|Coat||Ranges from smooth through to rough||Smooth coat only|
|Ears||Button or dropped||Erect or semi-erect|
|Tail||Natural length||Has a naturally occurring bob-tail but any length of tail is equally correct|
Recognising a new Pure Breed
It would create an impossible situation if the registration bodies in charge of each country allowed all fads and fancies in the world to become pure breeds. Thus, pure breed recognition needs to be controlled by strict rules. In Australia, these rules are administered by our ANKC.
The journey to get a particular type of dog recognised as a pure breed can be long and arduous. It requires a group of enthusiasts with a lot of dedication, even to the point of obsession, to meet all the ANKC requirements. This includes providing proof that the type of dog's progeny can reproduce itself in both character and its physical appearance for a minimum of five generations on a 'Development Register' containing a minimum of 500 different dogs.
To this end, the Jack Russell enthusiasts formed the Jack Russell Club of Australia and almost simultaneously, the Mini Foxie enthusiasts formed the Mini Foxie Club of Australia. Both had Breed Clubs in every State, both wrote their own Breed Standards and both held dog shows where they could compare the direction of their breeds. Both had 'Development Registers' which contained pedigrees, pictures of the dogs and their measurements.
The Naming of the Tenterfield Terrier
By 1992, those who had dogs registered on the Development Register began seriously campaigning to obtain breed recognition by the ANKC. Although a Breed Standard had been agreed upon, it had become increasing obvious that the name "Mini Foxie" was inappropriate as this implies miniaturisation of the Smooth Fox Terrier. To this end, a ballot of owners was taken resulting in 85% favouring the Tenterfield Terrier.

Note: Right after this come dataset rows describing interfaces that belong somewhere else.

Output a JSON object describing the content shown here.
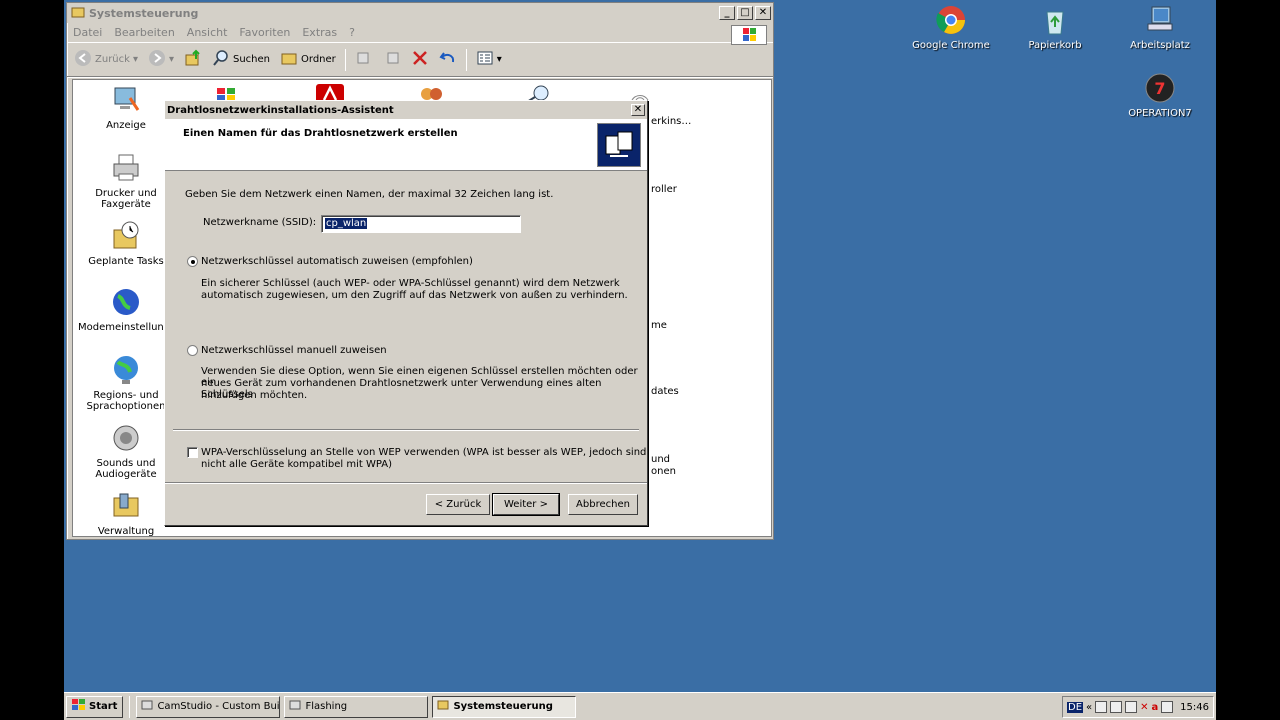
{
  "desktop": {
    "icons": [
      {
        "label": "Google Chrome",
        "icon": "chrome-icon"
      },
      {
        "label": "Papierkorb",
        "icon": "recycle-bin-icon"
      },
      {
        "label": "Arbeitsplatz",
        "icon": "my-computer-icon"
      },
      {
        "label": "OPERATION7",
        "icon": "operation7-icon"
      }
    ]
  },
  "control_panel": {
    "title": "Systemsteuerung",
    "menu": [
      "Datei",
      "Bearbeiten",
      "Ansicht",
      "Favoriten",
      "Extras",
      "?"
    ],
    "toolbar": {
      "back": "Zurück",
      "search": "Suchen",
      "folders": "Ordner"
    },
    "items": [
      {
        "label": "Anzeige"
      },
      {
        "label": "Drucker und Faxgeräte"
      },
      {
        "label": "Geplante Tasks"
      },
      {
        "label": "Modemeinstellungen"
      },
      {
        "label": "Regions- und Sprachoptionen"
      },
      {
        "label": "Sounds und Audiogeräte"
      },
      {
        "label": "Verwaltung"
      }
    ],
    "partial_labels": [
      "erkins…",
      "roller",
      "me",
      "dates",
      "und",
      "onen"
    ]
  },
  "wizard": {
    "title": "Drahtlosnetzwerkinstallations-Assistent",
    "heading": "Einen Namen für das Drahtlosnetzwerk erstellen",
    "intro": "Geben Sie dem Netzwerk einen Namen, der maximal 32 Zeichen lang ist.",
    "ssid_label": "Netzwerkname (SSID):",
    "ssid_value": "cp_wlan",
    "option_auto": "Netzwerkschlüssel automatisch zuweisen (empfohlen)",
    "option_auto_desc_1": "Ein sicherer Schlüssel (auch WEP- oder WPA-Schlüssel genannt) wird dem Netzwerk",
    "option_auto_desc_2": "automatisch zugewiesen, um den Zugriff auf das Netzwerk von außen zu verhindern.",
    "option_manual": "Netzwerkschlüssel manuell zuweisen",
    "option_manual_desc_1": "Verwenden Sie diese Option, wenn Sie einen eigenen Schlüssel erstellen möchten oder ein",
    "option_manual_desc_2": "neues Gerät zum vorhandenen Drahtlosnetzwerk unter Verwendung eines alten Schlüssels",
    "option_manual_desc_3": "hinzufügen möchten.",
    "wpa_1": "WPA-Verschlüsselung an Stelle von WEP verwenden (WPA ist besser als WEP, jedoch sind",
    "wpa_2": "nicht alle Geräte kompatibel mit WPA)",
    "selected_option": "auto",
    "wpa_checked": false,
    "buttons": {
      "back": "< Zurück",
      "next": "Weiter >",
      "cancel": "Abbrechen"
    }
  },
  "taskbar": {
    "start": "Start",
    "tasks": [
      {
        "label": "CamStudio - Custom Build",
        "active": false
      },
      {
        "label": "Flashing",
        "active": false
      },
      {
        "label": "Systemsteuerung",
        "active": true
      }
    ],
    "language": "DE",
    "chevron": "«",
    "clock": "15:46"
  },
  "colors": {
    "desktop": "#3a6ea5",
    "selection": "#0a246a"
  }
}
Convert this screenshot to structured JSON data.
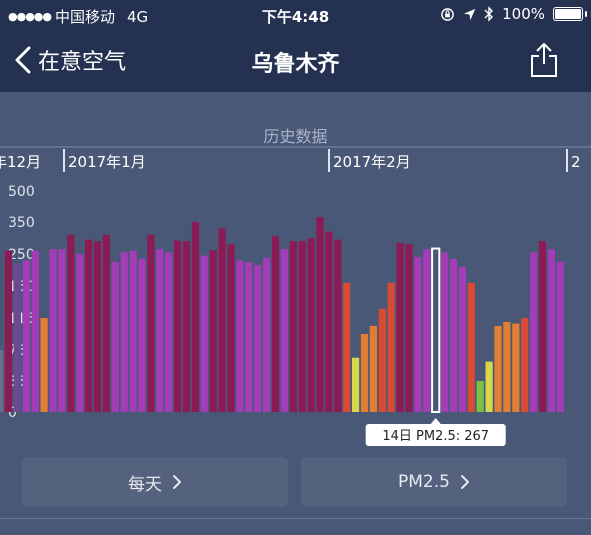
{
  "status_bar": {
    "carrier": "中国移动",
    "network": "4G",
    "time": "下午4:48",
    "battery": "100%"
  },
  "nav": {
    "back_label": "在意空气",
    "title": "乌鲁木齐"
  },
  "section_title": "历史数据",
  "buttons": {
    "period_label": "每天",
    "metric_label": "PM2.5"
  },
  "chart_data": {
    "type": "bar",
    "month_labels": [
      "年12月",
      "2017年1月",
      "2017年2月",
      "2"
    ],
    "y_tick_labels": [
      "0",
      "35",
      "75",
      "115",
      "150",
      "250",
      "350",
      "500"
    ],
    "y_tick_values": [
      0,
      35,
      75,
      115,
      150,
      250,
      350,
      500
    ],
    "values": [
      75,
      260,
      220,
      230,
      260,
      115,
      265,
      265,
      310,
      250,
      295,
      290,
      310,
      225,
      255,
      260,
      235,
      310,
      265,
      255,
      292,
      290,
      350,
      245,
      262,
      330,
      280,
      230,
      225,
      215,
      238,
      305,
      265,
      290,
      290,
      300,
      375,
      320,
      295,
      160,
      65,
      95,
      105,
      125,
      160,
      285,
      280,
      240,
      265,
      267,
      255,
      235,
      210,
      160,
      35,
      60,
      105,
      110,
      108,
      115,
      255,
      290,
      265,
      225
    ],
    "colors": [
      "#6a6f90",
      "#8b1a55",
      "#6a4a90",
      "#a43cb8",
      "#a43cb8",
      "#e07f33",
      "#a43cb8",
      "#a43cb8",
      "#8b1a55",
      "#a43cb8",
      "#8b1a55",
      "#8b1a55",
      "#8b1a55",
      "#a43cb8",
      "#a43cb8",
      "#a43cb8",
      "#a43cb8",
      "#8b1a55",
      "#a43cb8",
      "#a43cb8",
      "#8b1a55",
      "#8b1a55",
      "#8b1a55",
      "#a43cb8",
      "#8b1a55",
      "#8b1a55",
      "#8b1a55",
      "#a43cb8",
      "#a43cb8",
      "#a43cb8",
      "#a43cb8",
      "#8b1a55",
      "#a43cb8",
      "#8b1a55",
      "#8b1a55",
      "#8b1a55",
      "#8b1a55",
      "#8b1a55",
      "#8b1a55",
      "#d94a35",
      "#d6d74a",
      "#e07f33",
      "#e07f33",
      "#d94a35",
      "#d94a35",
      "#8b1a55",
      "#8b1a55",
      "#a43cb8",
      "#a43cb8",
      "#4a5878",
      "#a43cb8",
      "#a43cb8",
      "#a43cb8",
      "#d94a35",
      "#7ac243",
      "#d6d74a",
      "#e07f33",
      "#e07f33",
      "#e07f33",
      "#d94a35",
      "#a43cb8",
      "#8b1a55",
      "#a43cb8",
      "#a43cb8"
    ],
    "selected_index": 49,
    "tooltip": "14日 PM2.5: 267"
  }
}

Replica of Tenterfield Saddler's Shop
This name was chosen in recognition of George Woolnough, whose Terriers were famous throughout the Tenterfield district in New South Wales. Affectionately known as the "Tenterfield Saddler", because of his profession making horse saddles and other leather goods. His name was immortalised in the song of the same name written by George Woolnough's famous grandson, entertainer Peter Allen.

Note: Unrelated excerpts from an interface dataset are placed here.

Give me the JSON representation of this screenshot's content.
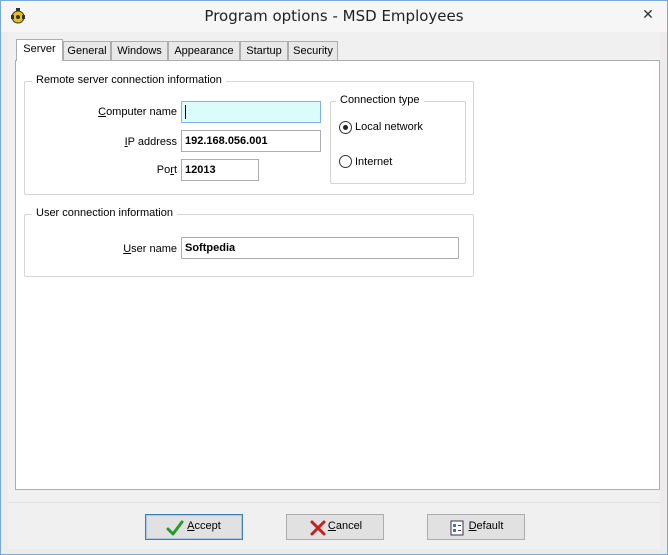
{
  "window": {
    "title": "Program options - MSD Employees",
    "close_glyph": "✕"
  },
  "tabs": [
    {
      "label": "Server",
      "active": true
    },
    {
      "label": "General"
    },
    {
      "label": "Windows"
    },
    {
      "label": "Appearance"
    },
    {
      "label": "Startup"
    },
    {
      "label": "Security"
    }
  ],
  "server": {
    "remote_group": {
      "legend": "Remote server connection information",
      "computer_name": {
        "label_u": "C",
        "label_rest": "omputer name",
        "value": ""
      },
      "ip_address": {
        "label_u": "I",
        "label_rest": "P address",
        "value": "192.168.056.001"
      },
      "port": {
        "label_pre": "Po",
        "label_u": "r",
        "label_rest": "t",
        "value": "12013"
      }
    },
    "connection_type": {
      "legend": "Connection type",
      "options": [
        {
          "label": "Local network",
          "selected": true
        },
        {
          "label": "Internet",
          "selected": false
        }
      ]
    },
    "user_group": {
      "legend": "User connection information",
      "user_name": {
        "label_u": "U",
        "label_rest": "ser name",
        "value": "Softpedia"
      }
    }
  },
  "buttons": {
    "accept": {
      "u": "A",
      "rest": "ccept",
      "icon": "checkmark-icon"
    },
    "cancel": {
      "u": "C",
      "rest": "ancel",
      "icon": "cross-icon"
    },
    "default": {
      "u": "D",
      "rest": "efault",
      "icon": "checklist-icon"
    }
  },
  "colors": {
    "focused_input_bg": "#dcfcfc",
    "accept_icon": "#2a9a2a",
    "cancel_icon": "#c62020"
  }
}
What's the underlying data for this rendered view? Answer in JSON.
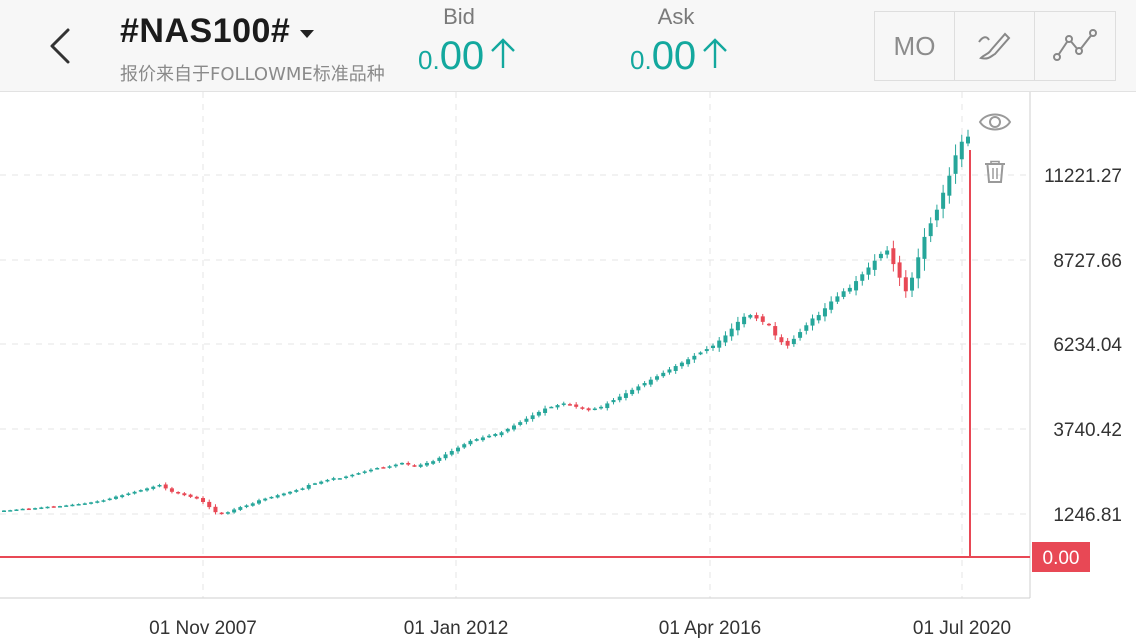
{
  "header": {
    "symbol": "#NAS100#",
    "subtitle": "报价来自于FOLLOWME标准品种",
    "bid": {
      "label": "Bid",
      "prefix": "0.",
      "value": "00",
      "direction": "up"
    },
    "ask": {
      "label": "Ask",
      "prefix": "0.",
      "value": "00",
      "direction": "up"
    },
    "tools": [
      {
        "label": "MO"
      },
      {
        "icon": "brush-icon"
      },
      {
        "icon": "line-tool-icon"
      }
    ]
  },
  "colors": {
    "up": "#26a69a",
    "down": "#e84855",
    "accent": "#13a89e",
    "price_line": "#e84855"
  },
  "chart_data": {
    "type": "candlestick",
    "y_ticks": [
      "11221.27",
      "8727.66",
      "6234.04",
      "3740.42",
      "1246.81"
    ],
    "x_ticks": [
      "01 Nov 2007",
      "01 Jan 2012",
      "01 Apr 2016",
      "01 Jul 2020"
    ],
    "current_price_label": "0.00",
    "grid": true,
    "series_closes": [
      1350,
      1360,
      1380,
      1400,
      1390,
      1420,
      1440,
      1460,
      1450,
      1480,
      1500,
      1520,
      1540,
      1560,
      1590,
      1620,
      1650,
      1700,
      1760,
      1800,
      1850,
      1900,
      1950,
      2000,
      2050,
      2100,
      2000,
      1900,
      1850,
      1800,
      1750,
      1700,
      1600,
      1450,
      1300,
      1250,
      1300,
      1380,
      1450,
      1500,
      1560,
      1650,
      1700,
      1750,
      1800,
      1850,
      1900,
      1950,
      2000,
      2100,
      2150,
      2200,
      2250,
      2300,
      2300,
      2350,
      2400,
      2450,
      2500,
      2550,
      2600,
      2620,
      2650,
      2700,
      2750,
      2700,
      2650,
      2700,
      2750,
      2800,
      2900,
      3000,
      3100,
      3200,
      3300,
      3400,
      3450,
      3500,
      3550,
      3600,
      3650,
      3750,
      3850,
      3950,
      4050,
      4150,
      4250,
      4350,
      4400,
      4450,
      4500,
      4450,
      4400,
      4350,
      4300,
      4350,
      4400,
      4500,
      4600,
      4700,
      4800,
      4900,
      5000,
      5100,
      5200,
      5300,
      5400,
      5500,
      5600,
      5700,
      5800,
      5900,
      6000,
      6100,
      6200,
      6350,
      6500,
      6700,
      6900,
      7050,
      7100,
      7000,
      6900,
      6800,
      6500,
      6300,
      6200,
      6400,
      6600,
      6800,
      7000,
      7100,
      7300,
      7500,
      7650,
      7800,
      7900,
      8100,
      8300,
      8500,
      8700,
      8900,
      9000,
      8600,
      8200,
      7800,
      8200,
      8800,
      9400,
      9800,
      10200,
      10700,
      11200,
      11800,
      12200,
      12350
    ]
  }
}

Under the new name, the Tenterfield Terrier Club of Victoria Inc became the first breed club to become affiliated. By 2009, the ANKC National Breed Council had been formed and the first National Show was held which I had the honour of judging. What a Show it was, with a uniquely Australian post and rail fencing surrounding judging ring. Setting the atmosphere was a characterised George holding a model of a Tenterfield on a leash, set in front of a replica of the Tenterfield Saddler's Shop! Here the official photographs were taken.

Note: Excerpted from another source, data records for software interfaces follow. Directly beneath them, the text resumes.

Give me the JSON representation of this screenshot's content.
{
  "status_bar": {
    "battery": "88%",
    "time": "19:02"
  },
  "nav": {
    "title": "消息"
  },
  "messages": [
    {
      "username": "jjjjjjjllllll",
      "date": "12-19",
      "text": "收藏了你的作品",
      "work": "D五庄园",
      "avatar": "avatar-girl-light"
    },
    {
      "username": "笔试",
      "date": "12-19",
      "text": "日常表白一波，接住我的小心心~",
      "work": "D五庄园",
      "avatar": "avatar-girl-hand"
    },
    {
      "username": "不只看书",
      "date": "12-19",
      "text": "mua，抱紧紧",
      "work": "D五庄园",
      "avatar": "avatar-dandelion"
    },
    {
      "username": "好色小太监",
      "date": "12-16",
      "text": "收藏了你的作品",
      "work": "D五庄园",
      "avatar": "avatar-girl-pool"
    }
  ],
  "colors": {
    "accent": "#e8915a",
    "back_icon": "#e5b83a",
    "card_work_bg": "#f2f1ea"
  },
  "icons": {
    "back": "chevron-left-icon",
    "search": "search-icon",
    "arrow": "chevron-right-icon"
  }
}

The Modern Tenterfield Terrier
Supreme Champion thanking the judge!
When recognizing any new Australian breed, the ANKC (Australian National Kennel Council Inc) Rules demand 5 generations. With no Tenterfield Terriers anywhere else in the world, our ANKC Development Register is the only way 'new' blood can be introduced. So, although ratting terriers of other countries have often been likened to Australia's Tenterfield Terriers, it must be remembered that Tenterfield's have had a separate gene pool for 2 centuries!
In 2018, 'Supreme Champion', the highest show title possible in Australia was obtained was gained. So we have now proved that our Tenterfield Terrier is certainly a Dinkum Aussie that can hold its own against any of Australia's other recognized pure breeds.
References and Further Reading
 2018 - Jane Harvey - "Supreme Champion Rangeaire John Farnham' Lets Talk Terriers (Tracy Murphy, Dean Park NSW) Vol 14 No 3 2018 Pages 18 - 19
 2017 - Jane Harvey "Australian Breeds" in Dog News Australia (Top Dog Media Pty Ltd Austral NSW) February 2007 Page 10
 2009 - Jane Harvey, "A Word from the Judge (of the First Tenterfield Terrier National Show)" in National Dog, the Ringleader Way ((Published by Sahjobe Pty Ltd, Menangle Park NSW ABN 86 075 412 761) Vol 12 No 11 November 2009 Page 14
 2007 - Jane Harvey, "Jane Harvey with WHAT?" in National Dog the Ringleader Way (Published by Sahjobe Pty Ltd, Menangle Park NSW ABN 86 075 412 761) Volume 10 Number 3 Page 30